- It’s OK to question Mike McCarthy’s ability to lead this team in the postseason – I get that it’s tough to win playoff games. You’re playing against elite teams every week and have to be at the top of your game to advance. Still, when I look at how many top-tier players the Packers have, especially at quarterback, this is a team that should probably have more to show than it has over the last four seasons. I’m not necessarily saying they should have another Super Bowl title because that’s always incredibly difficult to achieve, but it was also a realistic possibility for this team in at least two of those four years (2011, 2014). McCarthy is one of the winningest coaches in Packers history and in the NFL. He’s led the Packers to a playoff appearance in six straight seasons now. The Packers have averaged 11 wins per season during that time. You can’t win a championship without getting in the tournament in the first place. The Packers are very good at getting there. It’s what happens from that point forth that is becoming an issue. For as solid as McCarthy can be from September – December, we have seen some pretty spectacular losses by his teams in January. The 2007 NFC championship game, 2009 wild card round, the 2011 divisional stinker at home after a 15-1 regular season and this most recent game. Coaches coach and players play, but teams tend to take on the persona of their leadership and they have had more than their fair share of collapses. It’s at least worth considering where the lack of confidence stems from. As long as McCarthy is coaching this team, I don’t see how we can’t wonder if more of the same is in store for future playoff runs. When I look back at the 2010 team, I see a roster that was loaded with solid veteran leadership and playmakers. Guys like Charles Woodson, Nick Collins, Donald Driver, Greg Jennings and Ryan Pickett. Perhaps the Packers achieved the ultimate despite McCarthy’s presence? This current team has a stable of its own veterans, but they don’t seem as strong as that past group. The calming effect and confidence just isn’t quite the same. This is probably insighting the rage in some of you, but I say this more to start the discussion than to deem McCarthy inadequate to lead this team to another championship. Carry on below in the comments!

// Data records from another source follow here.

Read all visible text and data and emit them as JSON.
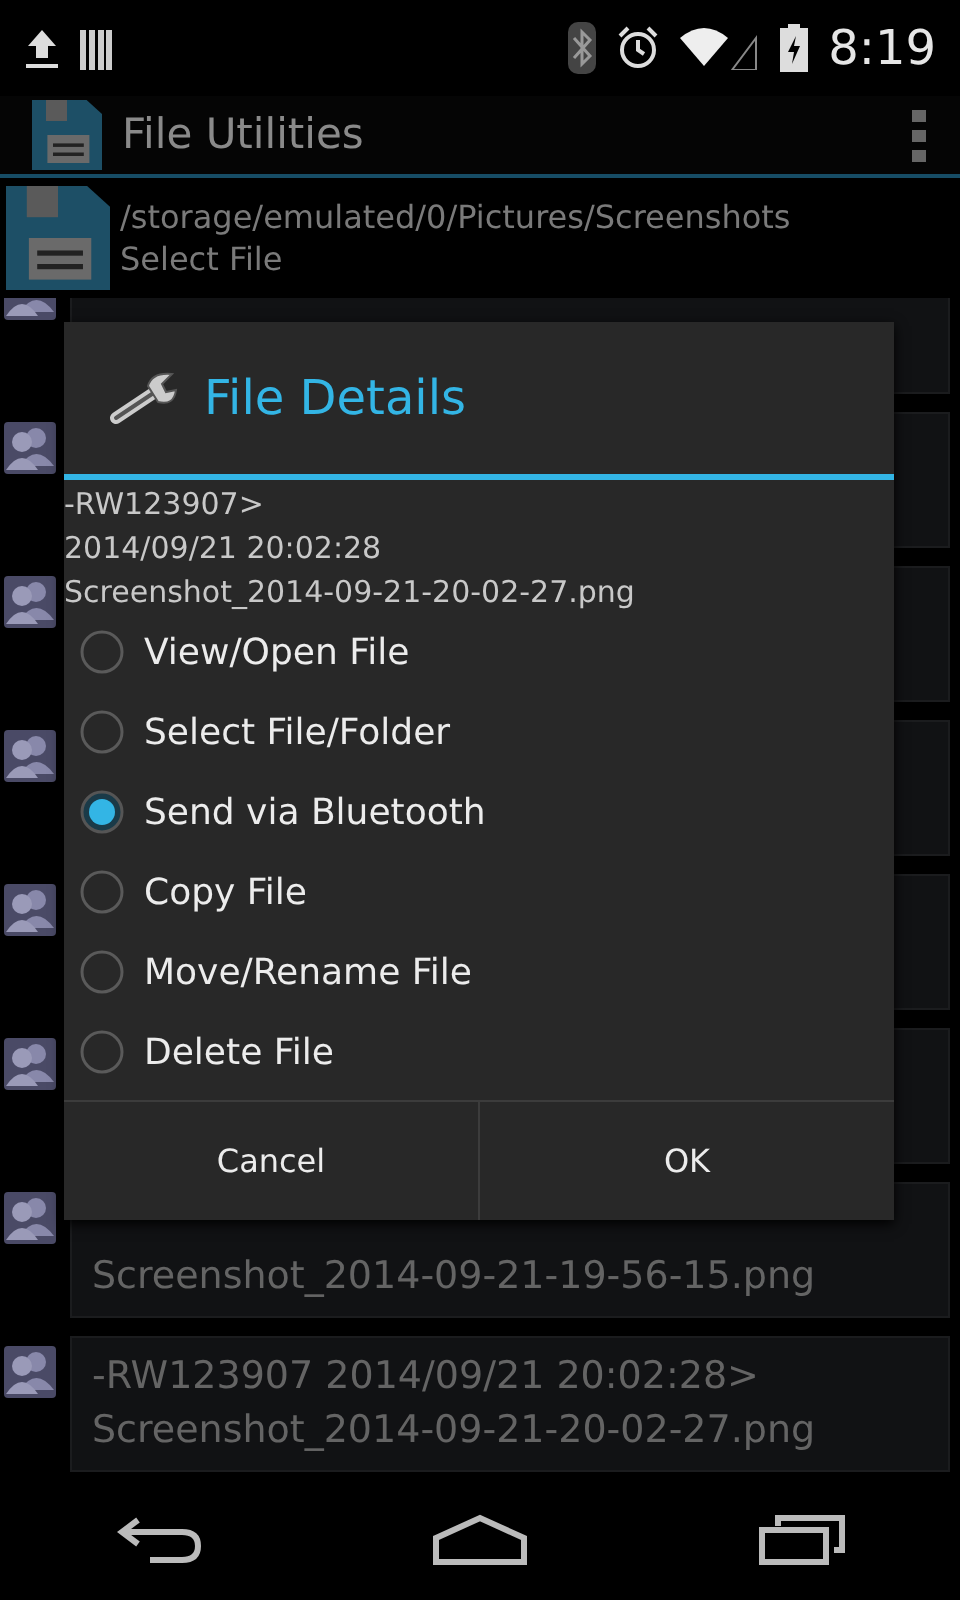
{
  "status_bar": {
    "time": "8:19"
  },
  "action_bar": {
    "title": "File Utilities"
  },
  "location": {
    "path": "/storage/emulated/0/Pictures/Screenshots",
    "mode": "Select File"
  },
  "files": [
    {
      "kind": "covered"
    },
    {
      "kind": "covered"
    },
    {
      "kind": "covered"
    },
    {
      "kind": "covered"
    },
    {
      "kind": "covered"
    },
    {
      "kind": "covered"
    },
    {
      "kind": "file",
      "lines": [
        "Screenshot_2014-09-21-19-56-15.png"
      ]
    },
    {
      "kind": "file",
      "lines": [
        "-RW123907 2014/09/21 20:02:28>",
        "Screenshot_2014-09-21-20-02-27.png"
      ]
    }
  ],
  "dialog": {
    "title": "File Details",
    "details": [
      "-RW123907>",
      "2014/09/21 20:02:28",
      "Screenshot_2014-09-21-20-02-27.png"
    ],
    "options": [
      {
        "label": "View/Open File",
        "selected": false
      },
      {
        "label": "Select File/Folder",
        "selected": false
      },
      {
        "label": "Send via Bluetooth",
        "selected": true
      },
      {
        "label": "Copy File",
        "selected": false
      },
      {
        "label": "Move/Rename File",
        "selected": false
      },
      {
        "label": "Delete File",
        "selected": false
      }
    ],
    "buttons": [
      "Cancel",
      "OK"
    ]
  }
}
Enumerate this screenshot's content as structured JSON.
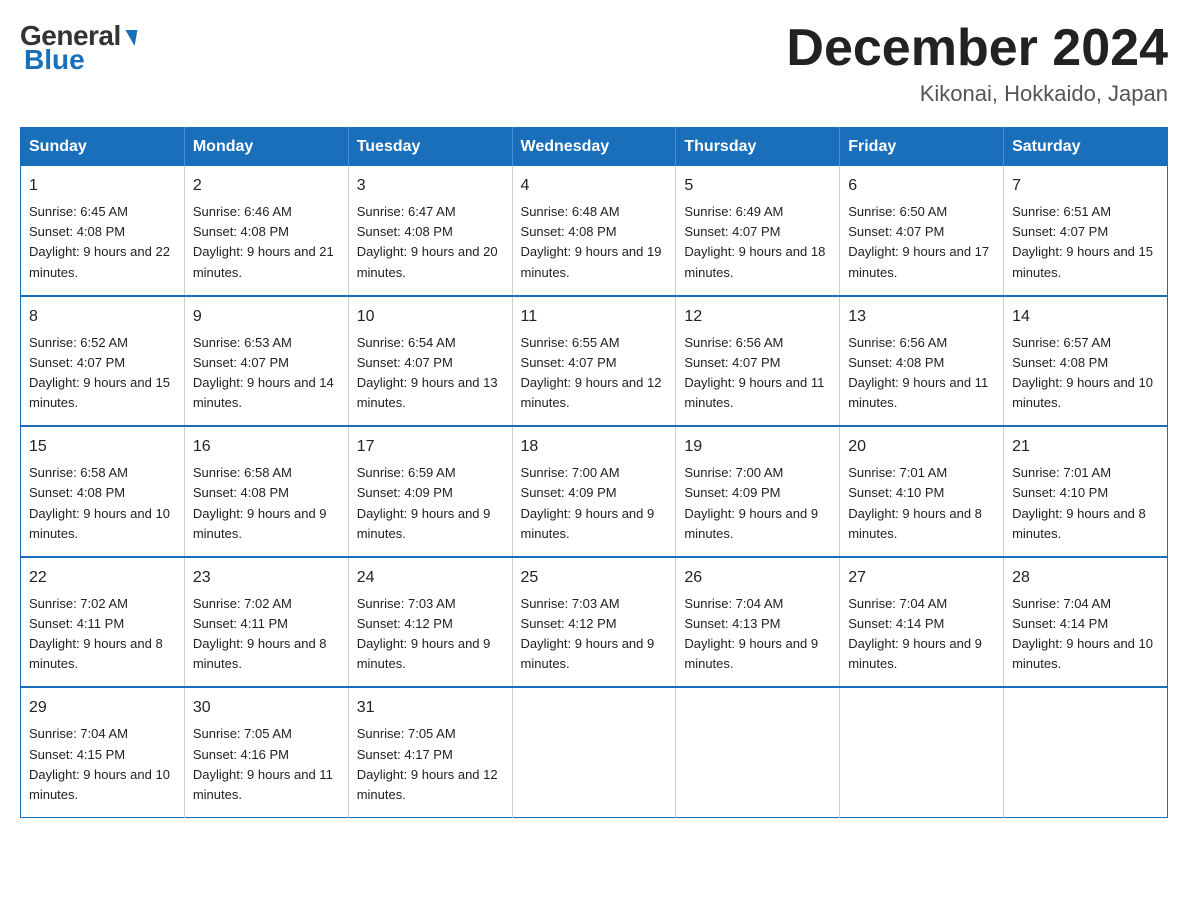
{
  "logo": {
    "general": "General",
    "blue": "Blue",
    "arrow": "▶"
  },
  "title": {
    "month_year": "December 2024",
    "location": "Kikonai, Hokkaido, Japan"
  },
  "header": {
    "days": [
      "Sunday",
      "Monday",
      "Tuesday",
      "Wednesday",
      "Thursday",
      "Friday",
      "Saturday"
    ]
  },
  "weeks": [
    [
      {
        "day": "1",
        "sunrise": "6:45 AM",
        "sunset": "4:08 PM",
        "daylight": "9 hours and 22 minutes."
      },
      {
        "day": "2",
        "sunrise": "6:46 AM",
        "sunset": "4:08 PM",
        "daylight": "9 hours and 21 minutes."
      },
      {
        "day": "3",
        "sunrise": "6:47 AM",
        "sunset": "4:08 PM",
        "daylight": "9 hours and 20 minutes."
      },
      {
        "day": "4",
        "sunrise": "6:48 AM",
        "sunset": "4:08 PM",
        "daylight": "9 hours and 19 minutes."
      },
      {
        "day": "5",
        "sunrise": "6:49 AM",
        "sunset": "4:07 PM",
        "daylight": "9 hours and 18 minutes."
      },
      {
        "day": "6",
        "sunrise": "6:50 AM",
        "sunset": "4:07 PM",
        "daylight": "9 hours and 17 minutes."
      },
      {
        "day": "7",
        "sunrise": "6:51 AM",
        "sunset": "4:07 PM",
        "daylight": "9 hours and 15 minutes."
      }
    ],
    [
      {
        "day": "8",
        "sunrise": "6:52 AM",
        "sunset": "4:07 PM",
        "daylight": "9 hours and 15 minutes."
      },
      {
        "day": "9",
        "sunrise": "6:53 AM",
        "sunset": "4:07 PM",
        "daylight": "9 hours and 14 minutes."
      },
      {
        "day": "10",
        "sunrise": "6:54 AM",
        "sunset": "4:07 PM",
        "daylight": "9 hours and 13 minutes."
      },
      {
        "day": "11",
        "sunrise": "6:55 AM",
        "sunset": "4:07 PM",
        "daylight": "9 hours and 12 minutes."
      },
      {
        "day": "12",
        "sunrise": "6:56 AM",
        "sunset": "4:07 PM",
        "daylight": "9 hours and 11 minutes."
      },
      {
        "day": "13",
        "sunrise": "6:56 AM",
        "sunset": "4:08 PM",
        "daylight": "9 hours and 11 minutes."
      },
      {
        "day": "14",
        "sunrise": "6:57 AM",
        "sunset": "4:08 PM",
        "daylight": "9 hours and 10 minutes."
      }
    ],
    [
      {
        "day": "15",
        "sunrise": "6:58 AM",
        "sunset": "4:08 PM",
        "daylight": "9 hours and 10 minutes."
      },
      {
        "day": "16",
        "sunrise": "6:58 AM",
        "sunset": "4:08 PM",
        "daylight": "9 hours and 9 minutes."
      },
      {
        "day": "17",
        "sunrise": "6:59 AM",
        "sunset": "4:09 PM",
        "daylight": "9 hours and 9 minutes."
      },
      {
        "day": "18",
        "sunrise": "7:00 AM",
        "sunset": "4:09 PM",
        "daylight": "9 hours and 9 minutes."
      },
      {
        "day": "19",
        "sunrise": "7:00 AM",
        "sunset": "4:09 PM",
        "daylight": "9 hours and 9 minutes."
      },
      {
        "day": "20",
        "sunrise": "7:01 AM",
        "sunset": "4:10 PM",
        "daylight": "9 hours and 8 minutes."
      },
      {
        "day": "21",
        "sunrise": "7:01 AM",
        "sunset": "4:10 PM",
        "daylight": "9 hours and 8 minutes."
      }
    ],
    [
      {
        "day": "22",
        "sunrise": "7:02 AM",
        "sunset": "4:11 PM",
        "daylight": "9 hours and 8 minutes."
      },
      {
        "day": "23",
        "sunrise": "7:02 AM",
        "sunset": "4:11 PM",
        "daylight": "9 hours and 8 minutes."
      },
      {
        "day": "24",
        "sunrise": "7:03 AM",
        "sunset": "4:12 PM",
        "daylight": "9 hours and 9 minutes."
      },
      {
        "day": "25",
        "sunrise": "7:03 AM",
        "sunset": "4:12 PM",
        "daylight": "9 hours and 9 minutes."
      },
      {
        "day": "26",
        "sunrise": "7:04 AM",
        "sunset": "4:13 PM",
        "daylight": "9 hours and 9 minutes."
      },
      {
        "day": "27",
        "sunrise": "7:04 AM",
        "sunset": "4:14 PM",
        "daylight": "9 hours and 9 minutes."
      },
      {
        "day": "28",
        "sunrise": "7:04 AM",
        "sunset": "4:14 PM",
        "daylight": "9 hours and 10 minutes."
      }
    ],
    [
      {
        "day": "29",
        "sunrise": "7:04 AM",
        "sunset": "4:15 PM",
        "daylight": "9 hours and 10 minutes."
      },
      {
        "day": "30",
        "sunrise": "7:05 AM",
        "sunset": "4:16 PM",
        "daylight": "9 hours and 11 minutes."
      },
      {
        "day": "31",
        "sunrise": "7:05 AM",
        "sunset": "4:17 PM",
        "daylight": "9 hours and 12 minutes."
      },
      null,
      null,
      null,
      null
    ]
  ]
}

Jason Perone is an independent sports blogger writing about the Packers on AllGreenBayPackers.comFollow Jason Perone: